After Ceres resident John Warren said the city should use the $25,000 toward the special election coming up in August, City Manager Tom Westbrook said the contract is paid out of economic development bond proceeds which cannot be used for the costs of the special election to fill a vacant council seat.

Renee Ledbetter of the Ceres Chamber wanted to know what the city is paying Hallam, who operates out of his home in Auburn, and suggested that the city needs someone in economic development who is “here who is focused on this 24/7.” 

“We really need to have a dedicated person here, boots on the ground, working with Opportunity Stanislaus and utilizing the resources that are available like Retail Lease Trac, and some of the programs that are offered to us to go out and really promote Ceres,” said Ledbetter.

Austin Farmer, a representative with TRC, said his firm reduced its fee from $40,000 to $25,000 in response to cities’ pandemic struggles. He said he expects the economy to expand as COVID-19 restrictions let up.

Hallam reminded the council that in 2012 the City Council approved an Economic Development Strategic Plan to define appropriate, realistic and implementable strategies to help the Ceres achieve meaningful economic development goals and objectives.

“Why retail and restaurant and service uses are so important to our city is it’s our number one income source through sales taxes,” explained Hallam. “While it’s true a robust economic development includes industrial manufacturing development, the bottom line dollar to the city’s general fund budget is sales tax revenues.”

He noted that Modesto and Turlock both use marketing firms to help attract retailers. Hallam said cold-calling retailers, as he learned during a six-year effort, is not effective. Based on a retail gap survey the firm identified over 30 firms not in the market area which Ceres stands a chance to attract. They then made contact with those companies. They included: Anytime Fitness, Arby’s, Best Buy, BJ’s Restaurant & Brewhouse, Buffalo Wild Wings, California Pizza Kitchen, Chick-Fil-A, Cinemark Theaters, Corner Bakery, Cracker Barrel, Einstein Bros Bagels, Fry’s Electronics, Kohl’s, Marshall’s, Men’s Wearhouse, Norstrom Rack, Old Navy, Pacific Cinemas, Panera Bread, Pet Supplies Plus, PetSense, Raising Cane’s, Regal Cinemas, Sephora, Sprouts Farmers Market, Stein Mart, Studio Movie Grill, Target, TJ Maxx, TJX Companies Brands, Top Golf / Drive Shack, Trade Joe’s, Tuesday Morning, Ulta Beauty and WinCo Foods.
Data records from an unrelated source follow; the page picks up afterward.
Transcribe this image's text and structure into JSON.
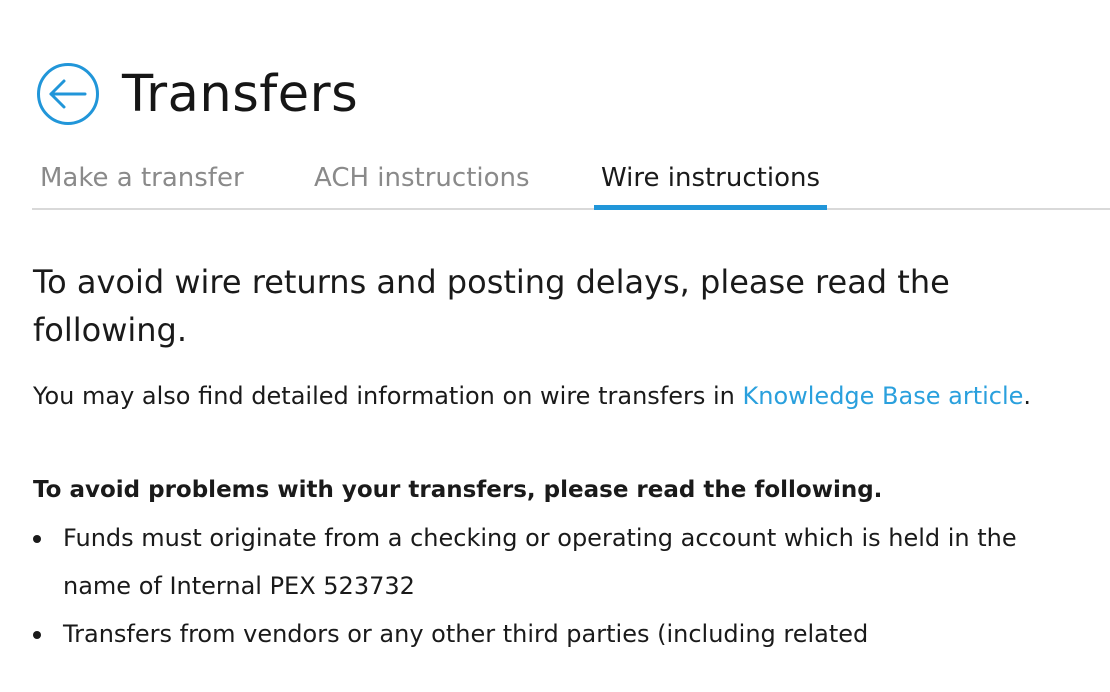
{
  "header": {
    "title": "Transfers",
    "back_icon": "arrow-left-circle-icon",
    "accent_color": "#2196d9"
  },
  "tabs": [
    {
      "label": "Make a transfer",
      "active": false
    },
    {
      "label": "ACH instructions",
      "active": false
    },
    {
      "label": "Wire instructions",
      "active": true
    }
  ],
  "content": {
    "intro": "To avoid wire returns and posting delays, please read the following.",
    "kb_prefix": "You may also find detailed information on wire transfers in ",
    "kb_link_label": "Knowledge Base article",
    "kb_suffix": ".",
    "rules_heading": "To avoid problems with your transfers, please read the following.",
    "rules": [
      "Funds must originate from a checking or operating account which is held in the name of Internal PEX 523732",
      "Transfers from vendors or any other third parties (including related"
    ]
  }
}
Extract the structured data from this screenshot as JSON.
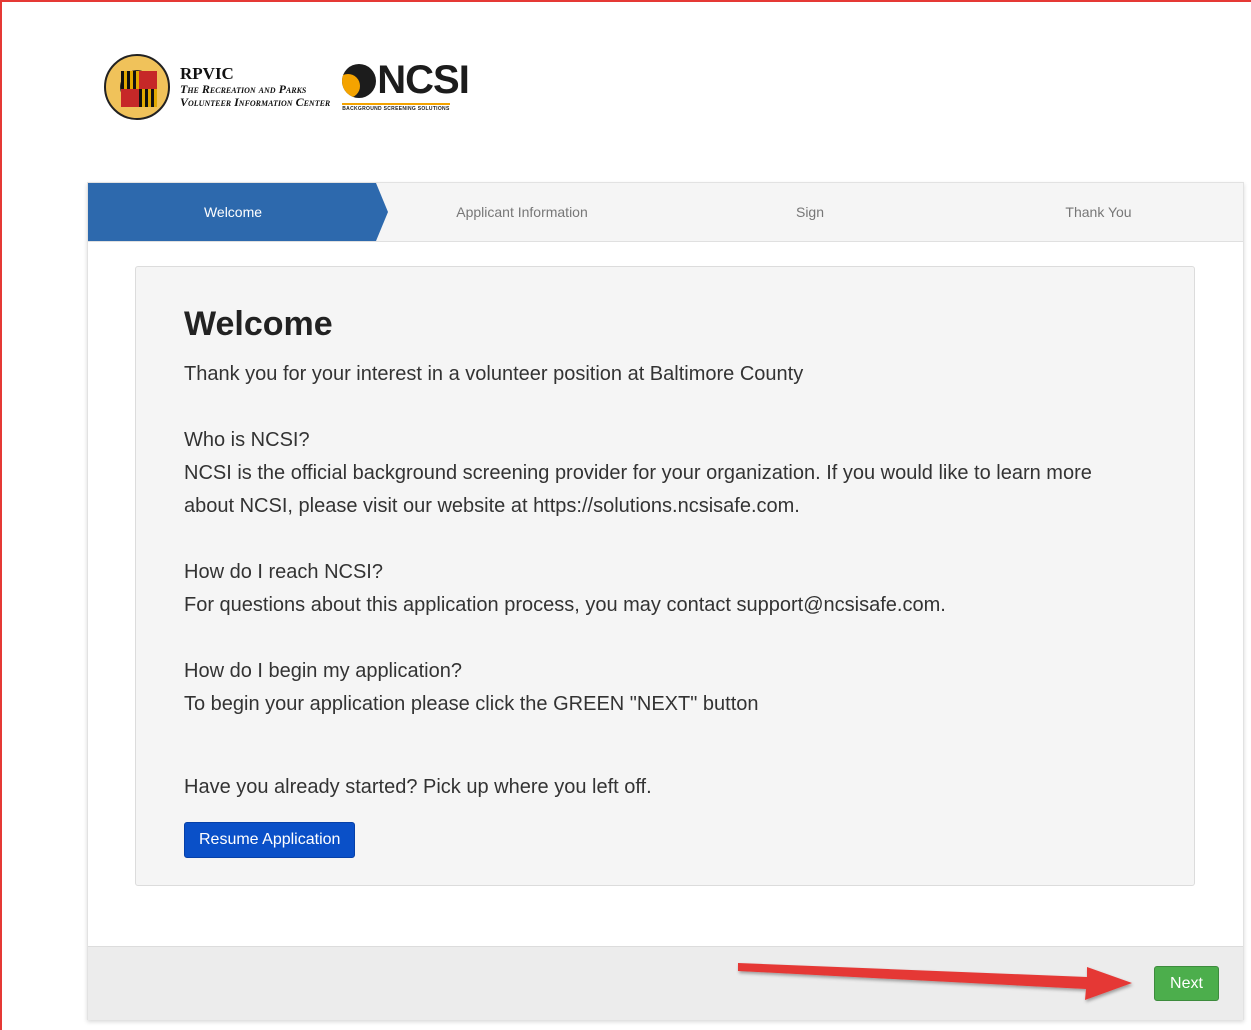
{
  "header": {
    "org_short": "RPVIC",
    "org_line1": "The Recreation and Parks",
    "org_line2": "Volunteer Information Center",
    "ncsi_word": "NCSI",
    "ncsi_tagline": "BACKGROUND SCREENING SOLUTIONS"
  },
  "steps": [
    {
      "label": "Welcome",
      "active": true
    },
    {
      "label": "Applicant Information",
      "active": false
    },
    {
      "label": "Sign",
      "active": false
    },
    {
      "label": "Thank You",
      "active": false
    }
  ],
  "welcome": {
    "title": "Welcome",
    "intro": "Thank you for your interest in a volunteer position at Baltimore County",
    "q1": "Who is NCSI?",
    "a1": "NCSI is the official background screening provider for your organization. If you would like to learn more about NCSI, please visit our website at https://solutions.ncsisafe.com.",
    "q2": "How do I reach NCSI?",
    "a2": "For questions about this application process, you may contact support@ncsisafe.com.",
    "q3": "How do I begin my application?",
    "a3": "To begin your application please click the GREEN \"NEXT\" button",
    "resume_prompt": "Have you already started? Pick up where you left off.",
    "resume_button": "Resume Application"
  },
  "footer": {
    "next_button": "Next"
  },
  "colors": {
    "active_step": "#2d69ad",
    "resume_button": "#0a50c8",
    "next_button": "#4cae4c",
    "annotation_arrow": "#e53935"
  },
  "icons": {
    "seal": "baltimore-county-seal-icon",
    "ncsi_logo": "ncsi-logo-icon",
    "arrow": "annotation-arrow-icon"
  }
}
Hallam said he couldn’t reveal a name but said the city expects to soon announce that a national company intends to relocate into a former used large retail building on Hatch Road thanks to TRC’s efforts.

“And that’s despite COVID and the slowdown of so many national retailers and or … just putting all expansions on hold,” said Hallam. “We see the next 12 months as really important to be at the leading edge of the tide as things turn around and COVID relaxes and retailers start looking at communities for new locations once again. And we’re poised with the Hatch Road opportunities and the Ceres Gateway opportunities to be right on the cutting edge of having information, customized and packaged for these retailers.”

Hallam suggested TRC is needed to compete against Modesto and Turlock, which both have far more industrial and retail land available. 

Councilman Bret Silveira said the reports issued by TRC are thorough and that “the $25,000 is money well spent.”

Condit made a motion to dismiss the company and spend the money on a grant or loan to a small business. While Mayor Javier Lopez seconded the motion, he sided with Councilmembers Linda Ryno and Bret Silveira in opposing Condit’s idea. Silveira then motioned to extend the contract which resulted in a 3-1 vote.